(Exercise directions)
Copy the data that follows exactly. Include no pictures.

..............................

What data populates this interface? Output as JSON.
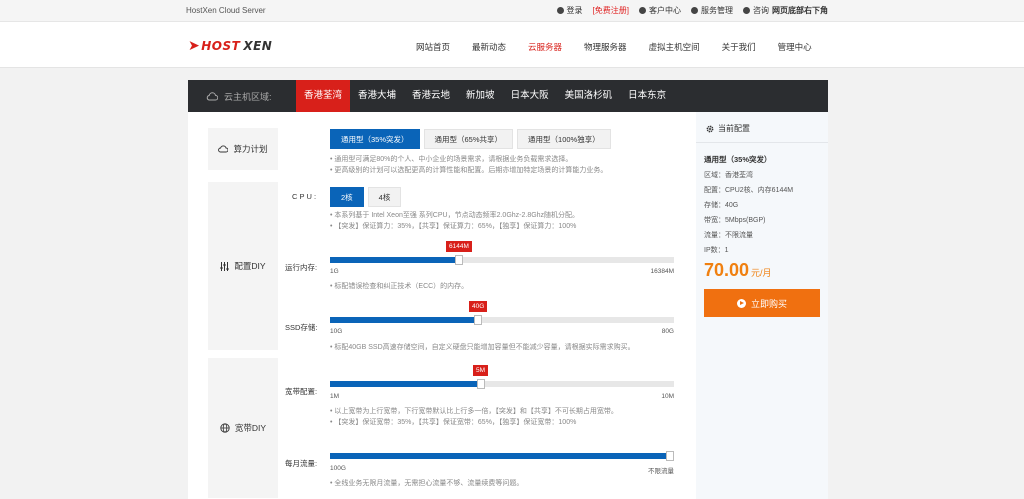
{
  "topbar": {
    "brand": "HostXen Cloud Server",
    "login": "登录",
    "register": "[免费注册]",
    "customer_center": "客户中心",
    "service_manage": "服务管理",
    "consult": "咨询",
    "consult_bold": "网页底部右下角"
  },
  "header": {
    "logo_prefix": "HOST",
    "logo_suffix": "XEN",
    "nav": [
      "网站首页",
      "最新动态",
      "云服务器",
      "物理服务器",
      "虚拟主机空间",
      "关于我们",
      "管理中心"
    ],
    "active_nav": "云服务器"
  },
  "region": {
    "label": "云主机区域:",
    "tabs": [
      "香港荃湾",
      "香港大埔",
      "香港云地",
      "新加坡",
      "日本大阪",
      "美国洛杉矶",
      "日本东京"
    ],
    "active": "香港荃湾"
  },
  "plan": {
    "side_label": "算力计划",
    "options": [
      "通用型（35%突发）",
      "通用型（65%共享）",
      "通用型（100%独享）"
    ],
    "selected": 0,
    "desc1": "• 通用型可满足80%的个人、中小企业的场景需求，请根据业务负载需求选择。",
    "desc2": "• 更高级别的计划可以选配更高的计算性能和配置。后期亦增加特定场景的计算能力业务。"
  },
  "config": {
    "side_label": "配置DIY",
    "cpu_label": "C P U :",
    "cpu_options": [
      "2核",
      "4核"
    ],
    "cpu_selected": 0,
    "cpu_desc1": "• 本系列基于 Intel Xeon至强 系列CPU，节点动态频率2.0Ghz-2.8Ghz随机分配。",
    "cpu_desc2": "• 【突发】保证算力：35%，【共享】保证算力：65%，【独享】保证算力：100%",
    "ram": {
      "label": "运行内存:",
      "value": "6144M",
      "min": "1G",
      "max": "16384M",
      "fraction": 0.375
    },
    "ram_desc": "• 标配错误检查和纠正技术（ECC）的内存。",
    "ssd": {
      "label": "SSD存储:",
      "value": "40G",
      "min": "10G",
      "max": "80G",
      "fraction": 0.43
    },
    "ssd_desc": "• 标配40GB SSD高速存储空间，自定义硬盘只能增加容量但不能减少容量，请根据实际需求购买。"
  },
  "bandwidth": {
    "side_label": "宽带DIY",
    "bw": {
      "label": "宽带配置:",
      "value": "5M",
      "min": "1M",
      "max": "10M",
      "fraction": 0.44
    },
    "bw_desc1": "• 以上宽带为上行宽带，下行宽带默认比上行多一倍，【突发】和【共享】不可长期占用宽带。",
    "bw_desc2": "• 【突发】保证宽带：35%，【共享】保证宽带：65%，【独享】保证宽带：100%",
    "traffic": {
      "label": "每月流量:",
      "min": "100G",
      "max": "不限流量",
      "fraction": 1.0
    },
    "traffic_desc": "• 全线业务无限月流量，无需担心流量不够、流量续费等问题。"
  },
  "summary": {
    "title": "当前配置",
    "plan": "通用型（35%突发）",
    "rows": [
      "区域：香港荃湾",
      "配置：CPU2核、内存6144M",
      "存储：40G",
      "带宽：5Mbps(BGP)",
      "流量：不限流量",
      "IP数：1"
    ],
    "price": "70.00",
    "unit": "元/月",
    "buy": "立即购买"
  },
  "colors": {
    "accent_red": "#d8201a",
    "primary_blue": "#0a64b8",
    "buy_orange": "#f07010"
  }
}
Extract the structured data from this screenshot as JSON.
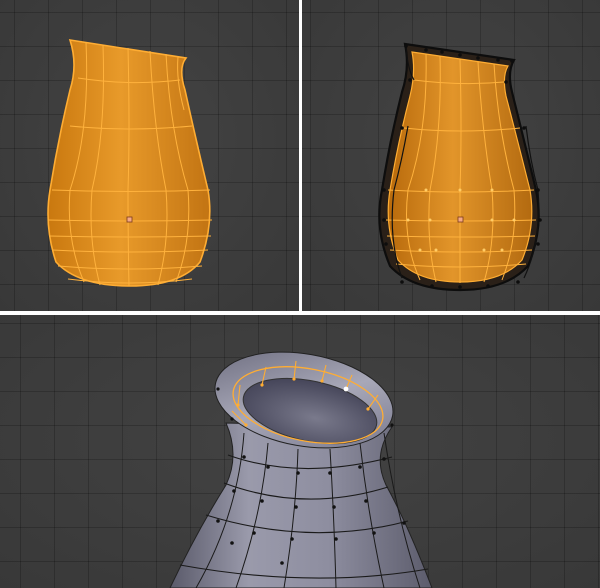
{
  "viewports": [
    {
      "id": "left",
      "mode": "edit-mesh-all-selected",
      "content": "vase-mesh"
    },
    {
      "id": "right",
      "mode": "edit-mesh-solidify",
      "content": "vase-mesh-with-thickness"
    },
    {
      "id": "bottom",
      "mode": "edit-mesh-rim-selected",
      "content": "vase-neck-closeup"
    }
  ],
  "colors": {
    "viewport_bg": "#3d3d3d",
    "grid_line": "#333333",
    "separator": "#ffffff",
    "mesh_fill": "#d98a1a",
    "selected_edge": "#ffad33",
    "unselected_edge": "#111111",
    "vertex_selected": "#ffcc66",
    "origin_dot": "#f5a886",
    "shaded_surface": "#8c8ca0",
    "active_vertex": "#ffffff"
  },
  "icons": [
    "origin-dot-icon",
    "active-vertex-icon"
  ]
}
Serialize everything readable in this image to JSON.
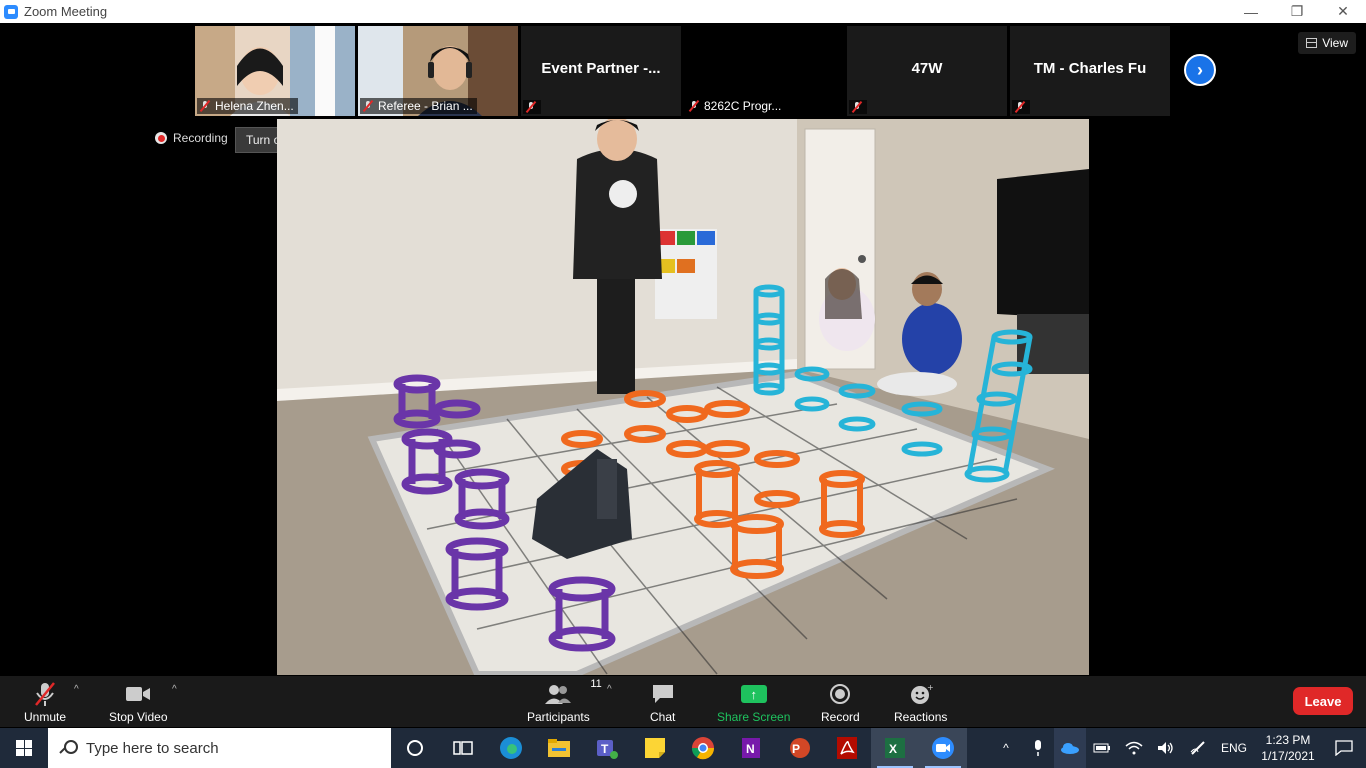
{
  "window": {
    "title": "Zoom Meeting",
    "minimize": "—",
    "restore": "❐",
    "close": "✕"
  },
  "participants_strip": [
    {
      "label": "Helena Zhen...",
      "type": "video"
    },
    {
      "label": "Referee - Brian ...",
      "type": "video"
    },
    {
      "big_name": "Event Partner -...",
      "type": "name"
    },
    {
      "label": "8262C Progr...",
      "type": "black"
    },
    {
      "big_name": "47W",
      "type": "name"
    },
    {
      "big_name": "TM - Charles Fu",
      "type": "name"
    }
  ],
  "view_button": "View",
  "recording_label": "Recording",
  "original_sound_label": "Turn on Original Sound",
  "toolbar": {
    "unmute": "Unmute",
    "stop_video": "Stop Video",
    "participants": "Participants",
    "participants_count": "11",
    "chat": "Chat",
    "share_screen": "Share Screen",
    "record": "Record",
    "reactions": "Reactions",
    "leave": "Leave"
  },
  "taskbar": {
    "search_placeholder": "Type here to search",
    "apps": [
      "cortana-icon",
      "task-view-icon",
      "edge-icon",
      "file-explorer-icon",
      "teams-icon",
      "sticky-notes-icon",
      "chrome-icon",
      "onenote-icon",
      "powerpoint-icon",
      "acrobat-icon",
      "excel-icon",
      "zoom-icon"
    ],
    "language": "ENG",
    "time": "1:23 PM",
    "date": "1/17/2021"
  },
  "colors": {
    "leave": "#e02828",
    "share": "#1ec25e",
    "accent": "#1a73e8"
  }
}
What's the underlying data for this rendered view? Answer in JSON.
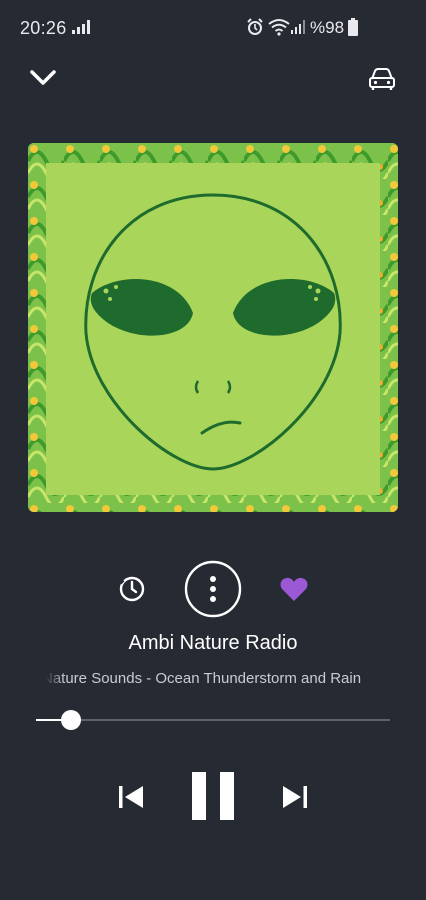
{
  "status_bar": {
    "time": "20:26",
    "battery": "%98",
    "icons": [
      "signal-icon",
      "alarm-icon",
      "wifi-icon",
      "signal-icon",
      "battery-icon"
    ]
  },
  "top_bar": {
    "collapse_icon": "chevron-down-icon",
    "car_mode_icon": "car-icon"
  },
  "now_playing": {
    "station": "Ambi Nature Radio",
    "track": "Nature Sounds - Ocean Thunderstorm and Rain",
    "progress": 0.1
  },
  "actions": {
    "sleep_timer_icon": "timer-icon",
    "more_icon": "more-vertical-icon",
    "favorite_icon": "heart-icon"
  },
  "transport": {
    "previous_icon": "skip-previous-icon",
    "pause_icon": "pause-icon",
    "next_icon": "skip-next-icon"
  },
  "colors": {
    "background": "#262a33",
    "accent_heart": "#9b59d6",
    "art_green": "#a9d55a",
    "alien_dark": "#1e6b2d"
  }
}
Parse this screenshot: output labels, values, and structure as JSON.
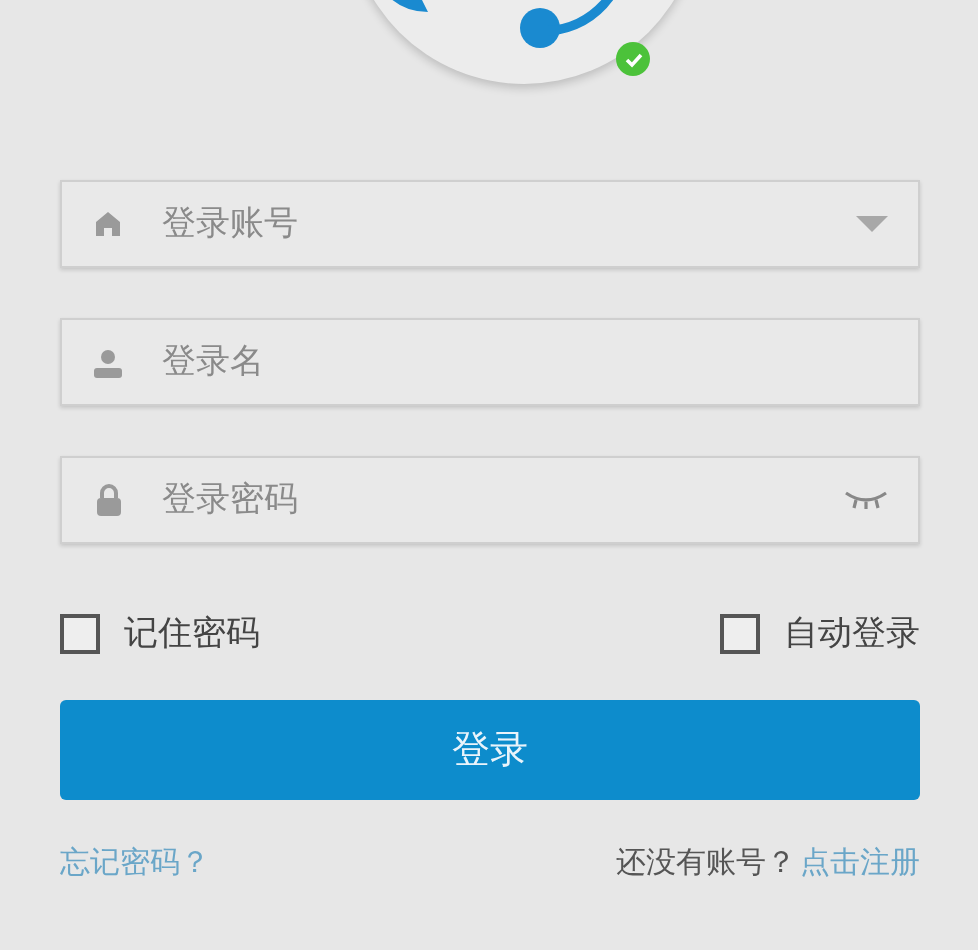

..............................

(Response)
What data populates this interface? Output as JSON.
{
  "topbar": {
    "brand": "HostXen Cloud Server",
    "login": "登录",
    "register": "[免费注册]",
    "customer_center": "客户中心",
    "service_manage": "服务管理",
    "consult": "咨询",
    "consult_bold": "网页底部右下角"
  },
  "header": {
    "logo_prefix": "HOST",
    "logo_suffix": "XEN",
    "nav": [
      "网站首页",
      "最新动态",
      "云服务器",
      "物理服务器",
      "虚拟主机空间",
      "关于我们",
      "管理中心"
    ],
    "active_nav": "云服务器"
  },
  "region": {
    "label": "云主机区域:",
    "tabs": [
      "香港荃湾",
      "香港大埔",
      "香港云地",
      "新加坡",
      "日本大阪",
      "美国洛杉矶",
      "日本东京"
    ],
    "active": "香港荃湾"
  },
  "plan": {
    "side_label": "算力计划",
    "options": [
      "通用型（35%突发）",
      "通用型（65%共享）",
      "通用型（100%独享）"
    ],
    "selected": 0,
    "desc1": "• 通用型可满足80%的个人、中小企业的场景需求，请根据业务负载需求选择。",
    "desc2": "• 更高级别的计划可以选配更高的计算性能和配置。后期亦增加特定场景的计算能力业务。"
  },
  "config": {
    "side_label": "配置DIY",
    "cpu_label": "C P U :",
    "cpu_options": [
      "2核",
      "4核"
    ],
    "cpu_selected": 0,
    "cpu_desc1": "• 本系列基于 Intel Xeon至强 系列CPU，节点动态频率2.0Ghz-2.8Ghz随机分配。",
    "cpu_desc2": "• 【突发】保证算力：35%，【共享】保证算力：65%，【独享】保证算力：100%",
    "ram": {
      "label": "运行内存:",
      "value": "6144M",
      "min": "1G",
      "max": "16384M",
      "fraction": 0.375
    },
    "ram_desc": "• 标配错误检查和纠正技术（ECC）的内存。",
    "ssd": {
      "label": "SSD存储:",
      "value": "40G",
      "min": "10G",
      "max": "80G",
      "fraction": 0.43
    },
    "ssd_desc": "• 标配40GB SSD高速存储空间，自定义硬盘只能增加容量但不能减少容量，请根据实际需求购买。"
  },
  "bandwidth": {
    "side_label": "宽带DIY",
    "bw": {
      "label": "宽带配置:",
      "value": "5M",
      "min": "1M",
      "max": "10M",
      "fraction": 0.44
    },
    "bw_desc1": "• 以上宽带为上行宽带，下行宽带默认比上行多一倍，【突发】和【共享】不可长期占用宽带。",
    "bw_desc2": "• 【突发】保证宽带：35%，【共享】保证宽带：65%，【独享】保证宽带：100%",
    "traffic": {
      "label": "每月流量:",
      "min": "100G",
      "max": "不限流量",
      "fraction": 1.0
    },
    "traffic_desc": "• 全线业务无限月流量，无需担心流量不够、流量续费等问题。"
  },
  "summary": {
    "title": "当前配置",
    "plan": "通用型（35%突发）",
    "rows": [
      "区域：香港荃湾",
      "配置：CPU2核、内存6144M",
      "存储：40G",
      "带宽：5Mbps(BGP)",
      "流量：不限流量",
      "IP数：1"
    ],
    "price": "70.00",
    "unit": "元/月",
    "buy": "立即购买"
  },
  "colors": {
    "accent_red": "#d8201a",
    "primary_blue": "#0a64b8",
    "buy_orange": "#f07010"
  }
}
Extract the structured data from this screenshot as JSON.
{
  "viewports": [
    {
      "id": "left",
      "mode": "edit-mesh-all-selected",
      "content": "vase-mesh"
    },
    {
      "id": "right",
      "mode": "edit-mesh-solidify",
      "content": "vase-mesh-with-thickness"
    },
    {
      "id": "bottom",
      "mode": "edit-mesh-rim-selected",
      "content": "vase-neck-closeup"
    }
  ],
  "colors": {
    "viewport_bg": "#3d3d3d",
    "grid_line": "#333333",
    "separator": "#ffffff",
    "mesh_fill": "#d98a1a",
    "selected_edge": "#ffad33",
    "unselected_edge": "#111111",
    "vertex_selected": "#ffcc66",
    "origin_dot": "#f5a886",
    "shaded_surface": "#8c8ca0",
    "active_vertex": "#ffffff"
  },
  "icons": [
    "origin-dot-icon",
    "active-vertex-icon"
  ]
}
Serialize everything readable in this image to JSON.
{
  "window": {
    "title": "Zoom Meeting",
    "minimize": "—",
    "restore": "❐",
    "close": "✕"
  },
  "participants_strip": [
    {
      "label": "Helena Zhen...",
      "type": "video"
    },
    {
      "label": "Referee - Brian ...",
      "type": "video"
    },
    {
      "big_name": "Event Partner -...",
      "type": "name"
    },
    {
      "label": "8262C Progr...",
      "type": "black"
    },
    {
      "big_name": "47W",
      "type": "name"
    },
    {
      "big_name": "TM - Charles Fu",
      "type": "name"
    }
  ],
  "view_button": "View",
  "recording_label": "Recording",
  "original_sound_label": "Turn on Original Sound",
  "toolbar": {
    "unmute": "Unmute",
    "stop_video": "Stop Video",
    "participants": "Participants",
    "participants_count": "11",
    "chat": "Chat",
    "share_screen": "Share Screen",
    "record": "Record",
    "reactions": "Reactions",
    "leave": "Leave"
  },
  "taskbar": {
    "search_placeholder": "Type here to search",
    "apps": [
      "cortana-icon",
      "task-view-icon",
      "edge-icon",
      "file-explorer-icon",
      "teams-icon",
      "sticky-notes-icon",
      "chrome-icon",
      "onenote-icon",
      "powerpoint-icon",
      "acrobat-icon",
      "excel-icon",
      "zoom-icon"
    ],
    "language": "ENG",
    "time": "1:23 PM",
    "date": "1/17/2021"
  },
  "colors": {
    "leave": "#e02828",
    "share": "#1ec25e",
    "accent": "#1a73e8"
  }
}
What's the underlying data for this rendered view? Answer in JSON.
{
  "status_bar": {
    "time": "20:26",
    "battery": "%98",
    "icons": [
      "signal-icon",
      "alarm-icon",
      "wifi-icon",
      "signal-icon",
      "battery-icon"
    ]
  },
  "top_bar": {
    "collapse_icon": "chevron-down-icon",
    "car_mode_icon": "car-icon"
  },
  "now_playing": {
    "station": "Ambi Nature Radio",
    "track": "Nature Sounds - Ocean Thunderstorm and Rain",
    "progress": 0.1
  },
  "actions": {
    "sleep_timer_icon": "timer-icon",
    "more_icon": "more-vertical-icon",
    "favorite_icon": "heart-icon"
  },
  "transport": {
    "previous_icon": "skip-previous-icon",
    "pause_icon": "pause-icon",
    "next_icon": "skip-next-icon"
  },
  "colors": {
    "background": "#262a33",
    "accent_heart": "#9b59d6",
    "art_green": "#a9d55a",
    "alien_dark": "#1e6b2d"
  }
}
Parse this screenshot: output labels, values, and structure as JSON.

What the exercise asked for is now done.